Kevin S. Cochie, a vice president for Erickson, which is based in Portland, Ore., declined to comment on details of the contract. “Whether it’s U.S. personnel in need or our partner forces, we have launched and responded in the aftermath of unforeseen situations and contributed to saving life and limb,” said Mr. Cochie, a retired Army Special Operations helicopter pilot. “From a business perspective, it’s unfortunate that we are winding down a contract in Africa.”
Erickson’s medevac helicopters were on standby for the American military advisers and the Nigerien forces during the operation in Diffa on March 9-10, but there were no casualties, military officials said.
While Erickson has not been summoned to evacuate wounded American personnel in Niger since late 2017, the company’s helicopters have evacuated Nigerien troops who were wounded in counterterrorism missions, including major operations in December 2019 and January 2020, according to people familiar with the missions.
About 90 percent of Erickson’s missions in the past two years have involved ferrying cargo or troops; 10 percent involved evacuating injured Nigerien military personnel, Mr. Cochie said.
Erickson supports American troops in other hot spots around the world, including Marine Special Operations forces in the southern Philippines.
Stanley Finch, the president of Berry Aviation, referred all questions to the Africa Command.
Some military officials say the risk of casualties to American service members in West Africa has decreased following the restrictions imposed after the October 2017 ambush. Moreover, U.S. force levels in the region are likely to be cut as a result of Mr. Esper’s review.

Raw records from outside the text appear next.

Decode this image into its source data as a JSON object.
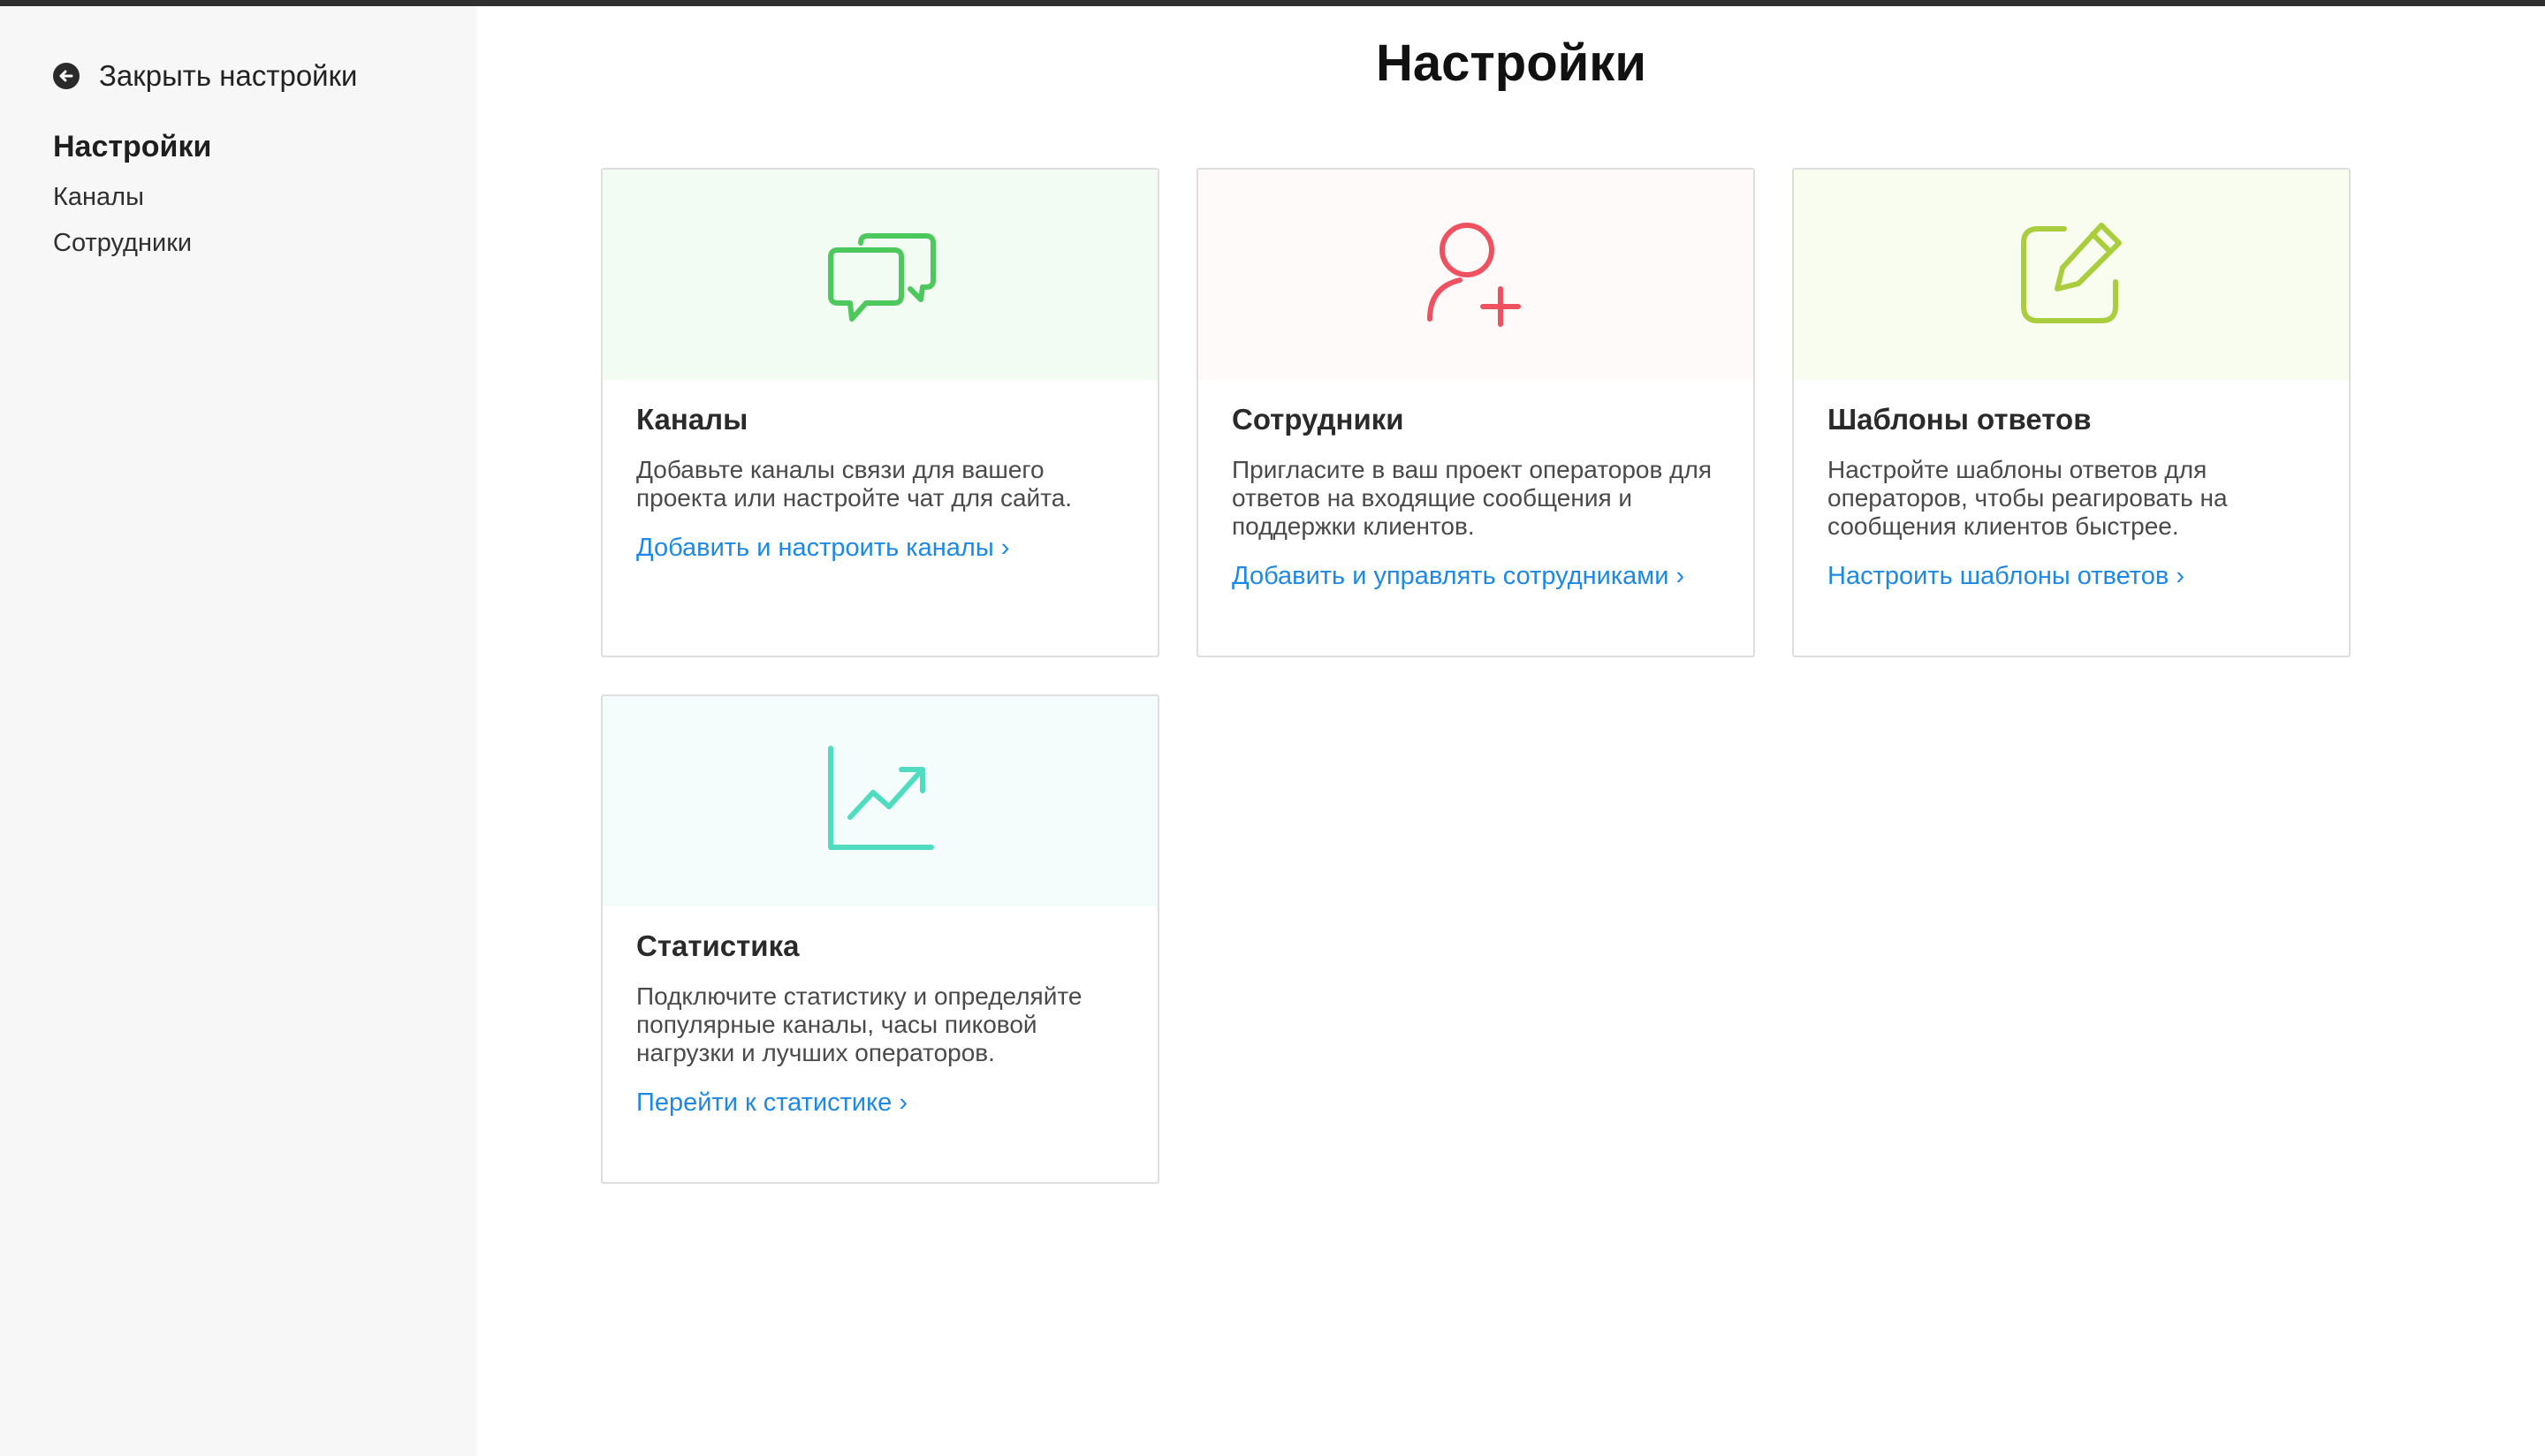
{
  "sidebar": {
    "close_label": "Закрыть настройки",
    "heading": "Настройки",
    "items": [
      {
        "label": "Каналы"
      },
      {
        "label": "Сотрудники"
      }
    ]
  },
  "main": {
    "title": "Настройки",
    "cards": [
      {
        "icon": "chat-bubbles-icon",
        "title": "Каналы",
        "description": "Добавьте каналы связи для вашего проекта или настройте чат для сайта.",
        "link": "Добавить и настроить каналы ›"
      },
      {
        "icon": "add-user-icon",
        "title": "Сотрудники",
        "description": "Пригласите в ваш проект операторов для ответов на входящие сообщения и поддержки клиентов.",
        "link": "Добавить и управлять сотрудниками ›"
      },
      {
        "icon": "edit-note-icon",
        "title": "Шаблоны ответов",
        "description": "Настройте шаблоны ответов для операторов, чтобы реагировать на сообщения клиентов быстрее.",
        "link": "Настроить шаблоны ответов ›"
      },
      {
        "icon": "trend-chart-icon",
        "title": "Статистика",
        "description": "Подключите статистику и определяйте популярные каналы, часы пиковой нагрузки и лучших операторов.",
        "link": "Перейти к статистике ›"
      }
    ]
  },
  "colors": {
    "link": "#1e88e5",
    "channels_icon": "#4cc85c",
    "channels_bg": "#f3fcf3",
    "staff_icon": "#ee5260",
    "staff_bg": "#fffafa",
    "templates_icon": "#a9cd3c",
    "templates_bg": "#f8fdef",
    "stats_icon": "#4fdcc0",
    "stats_bg": "#f4fdfc"
  }
}
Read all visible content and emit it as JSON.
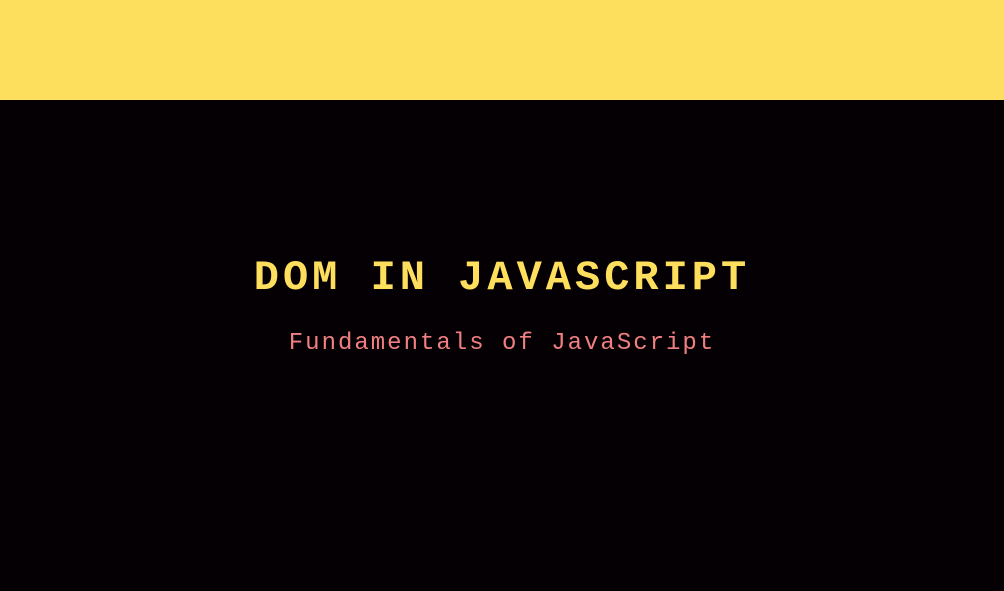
{
  "slide": {
    "title": "DOM IN JAVASCRIPT",
    "subtitle": "Fundamentals of JavaScript"
  },
  "colors": {
    "accent": "#fddf5d",
    "background": "#050004",
    "subtitle": "#ef7f80"
  }
}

But the operation in Diffa last month, in which a dozen or so American advisers helped a much larger force of Nigerian and Nigerien troops target a senior Boko Haram leader, underscores that the risk to American troops still remains.